→ TASK TO COMPLETE: Would you please return the data below verbatim, without its pictures?

AVAILABLE DATA Start Marker

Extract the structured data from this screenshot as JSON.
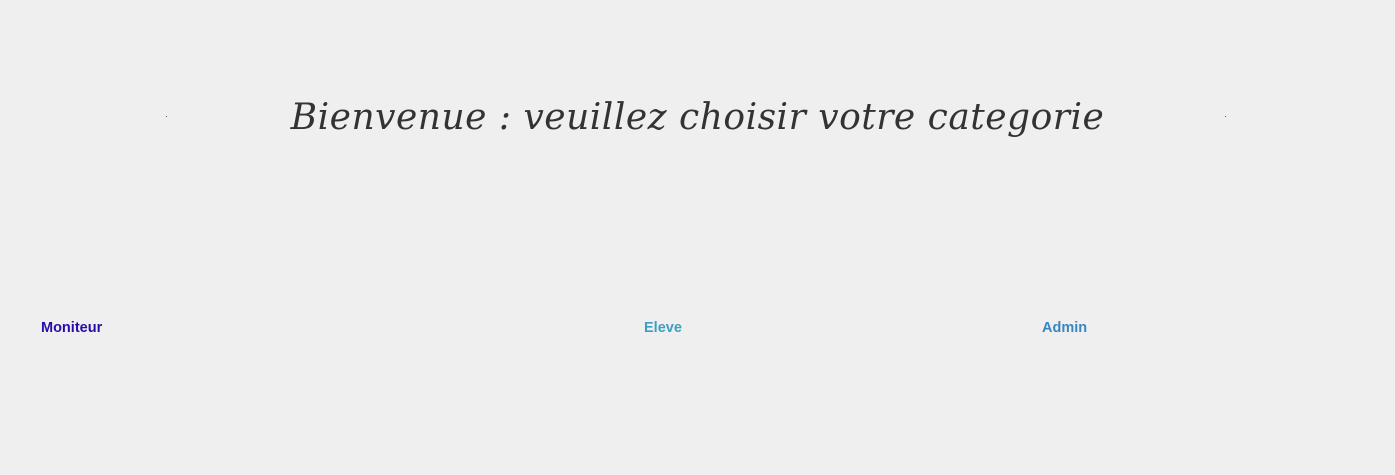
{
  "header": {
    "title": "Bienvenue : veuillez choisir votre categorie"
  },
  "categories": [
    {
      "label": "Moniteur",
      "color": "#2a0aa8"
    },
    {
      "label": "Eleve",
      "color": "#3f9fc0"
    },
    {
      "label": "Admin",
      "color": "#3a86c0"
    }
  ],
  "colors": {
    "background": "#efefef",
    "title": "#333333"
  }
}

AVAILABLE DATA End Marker

→ EXERCISE SOLUTION:
Extract the structured data from this screenshot as JSON.
{
  "header": {
    "title": "Bienvenue : veuillez choisir votre categorie"
  },
  "categories": [
    {
      "label": "Moniteur",
      "color": "#2a0aa8"
    },
    {
      "label": "Eleve",
      "color": "#3f9fc0"
    },
    {
      "label": "Admin",
      "color": "#3a86c0"
    }
  ],
  "colors": {
    "background": "#efefef",
    "title": "#333333"
  }
}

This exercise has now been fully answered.